Louisa May Alcott’s Little Women is a story told in many forms, from a BBC television series to an Oscar Nominated film we have watched the March sisters grow into the kind and perfectly imperfect women we all know and love. Kit Salter-Kay, the director of LUU’s Music Theatre Society’s Little Women, says “We see women like Jo, Amy, Beth and Meg within ourselves today. We see women like Marmee in our friends and family. Though Alcott’s novel was written over 150 years ago, these characters and their stories resonate with us now.” This exact universality and timelessness is brought to life by an astounding cast and beautiful musical accompaniment, wholly and completely engrossing you in the world of Alcott’s Concord, Massachusetts.
As I entered the Riley Smith Theatre, the curtains were drawn, the lights went down and the band began to tune-up, and we were plunged into darkness. The music started to swell, and as the curtains were drawn back, we were immediately transported into the world of Little Women. Immediately, I got the coveted feelings of butterflies in my stomach and goosebumps down my arms, and I knew that I was in for a wonderful time.
Greeted by a simple, yet effective set, the story began in the boarding house where a grown-up Jo March (Tally Soames) is working as a teacher. One by one, we are introduced to each character, moving back and forth between the present day and the past. Thanks to the steady and thoughtful direction, each character we met felt fully formed and consistent throughout. The entire cast was incredible, everyone performed with confidence, care, and completely embodied each character they played. Particular kudos go out to Joe Bennett and Eliza Jones for stepping into the roles of Mr Laurence and Braxton with such ease.

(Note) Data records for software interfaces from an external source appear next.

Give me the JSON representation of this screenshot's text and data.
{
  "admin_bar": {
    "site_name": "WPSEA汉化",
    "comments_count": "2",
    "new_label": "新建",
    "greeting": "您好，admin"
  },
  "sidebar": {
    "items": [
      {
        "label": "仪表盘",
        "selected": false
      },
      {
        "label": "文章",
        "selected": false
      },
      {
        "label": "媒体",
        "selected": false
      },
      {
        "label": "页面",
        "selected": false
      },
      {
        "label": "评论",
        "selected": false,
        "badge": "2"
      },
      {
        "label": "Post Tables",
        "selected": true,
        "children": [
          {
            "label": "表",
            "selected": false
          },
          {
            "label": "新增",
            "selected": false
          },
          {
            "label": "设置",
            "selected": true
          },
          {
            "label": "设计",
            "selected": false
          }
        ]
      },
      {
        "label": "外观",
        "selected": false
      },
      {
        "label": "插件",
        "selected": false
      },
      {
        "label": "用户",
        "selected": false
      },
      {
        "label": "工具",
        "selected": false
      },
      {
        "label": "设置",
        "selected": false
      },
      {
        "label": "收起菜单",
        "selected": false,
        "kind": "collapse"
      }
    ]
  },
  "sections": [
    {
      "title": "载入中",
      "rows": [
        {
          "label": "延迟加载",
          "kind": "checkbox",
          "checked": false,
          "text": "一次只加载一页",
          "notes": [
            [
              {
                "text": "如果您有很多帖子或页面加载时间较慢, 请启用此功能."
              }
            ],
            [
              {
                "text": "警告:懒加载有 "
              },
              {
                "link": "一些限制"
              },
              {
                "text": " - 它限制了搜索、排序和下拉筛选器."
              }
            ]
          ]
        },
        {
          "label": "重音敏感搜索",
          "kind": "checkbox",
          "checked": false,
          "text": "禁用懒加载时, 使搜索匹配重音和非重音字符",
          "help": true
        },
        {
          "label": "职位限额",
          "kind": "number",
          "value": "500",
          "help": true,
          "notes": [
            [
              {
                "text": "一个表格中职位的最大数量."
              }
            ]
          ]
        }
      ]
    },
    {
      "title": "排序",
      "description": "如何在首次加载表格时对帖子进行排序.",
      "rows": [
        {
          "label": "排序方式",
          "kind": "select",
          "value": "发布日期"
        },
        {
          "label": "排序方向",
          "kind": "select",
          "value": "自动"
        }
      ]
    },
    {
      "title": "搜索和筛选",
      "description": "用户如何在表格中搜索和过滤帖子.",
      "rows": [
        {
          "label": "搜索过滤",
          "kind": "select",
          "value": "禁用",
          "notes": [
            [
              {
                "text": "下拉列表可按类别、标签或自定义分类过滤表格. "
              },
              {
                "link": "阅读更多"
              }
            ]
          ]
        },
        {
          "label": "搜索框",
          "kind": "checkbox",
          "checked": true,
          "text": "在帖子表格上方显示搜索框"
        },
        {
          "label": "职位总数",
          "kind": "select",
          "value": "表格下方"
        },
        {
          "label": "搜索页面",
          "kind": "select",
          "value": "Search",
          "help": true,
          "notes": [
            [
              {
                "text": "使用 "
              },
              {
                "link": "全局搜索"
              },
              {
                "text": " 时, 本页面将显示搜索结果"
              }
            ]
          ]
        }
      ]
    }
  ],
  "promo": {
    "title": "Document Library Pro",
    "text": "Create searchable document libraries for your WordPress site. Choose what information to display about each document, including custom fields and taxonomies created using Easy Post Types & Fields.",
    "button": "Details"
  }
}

Two actors stood out in particular, the first being Caitlin Doyle who played Aunt March and Mrs Kirk. With impeccable comedic timing and a complete physical and vocal transformation between characters, Doyle had the audience in fits of laughter and totally enthralled by her performance. Playing Jo March, Tally Soames was utterly captivating, while some may be tempted to compare her performance to the many Jos that have come before her, Soames managed to bring new vigour and excitement to the role that leads the audience so expertly through every high and low the spirited tomboy experienced. Soames also stunned us with her powerhouse vocals, each song was performed with such clarity and control, I was astonished from the moment she opened her mouth. However, Jo would be nothing without her loved ones, and the rest of the March family/Laurence clan did not disappoint. With equally as charming performances and strong vocals, the cast and ensemble together created an atmosphere of such fun, it truly felt like I was watching a family grow together.
The musical and technical accompaniment bolstered the brilliant direction and performances, with only minor technical difficulties going practically unnoticed due to the professionalism of the cast. The band was clearly composed of a group of talented musicians who injected passion and skill into every song. I’ll admit I was intrigued and maybe even sceptical as to how the ‘musical’ element was going to work in Alcott’s world, but from the minute the music picked up any reservation was immediately dashed.
I’ve seen a lot of theatre in my life, but never have I seen a show that allowed me to have so much fun. This production is bursting at the seams with talent, creativity and love. While tackling issues of sexism, oppression and the trials of growing up, Music Theatre Society’s production of Little Women guides you expertly through the lives of the March Women having you fall in love with each and every single character along the way. I think it’s safe to say this production left me absolutely delighted.
There are still tickets available for tonight’s (29th Feb) show here: https://www.leedstickets.com/eventinfo/6353/Music-Theatre-presents-Little-Women
This production was written by Allan Knee, with music by Jason Howland and lyrics by Mindi Dickstein.
Image Credit: Abby Swain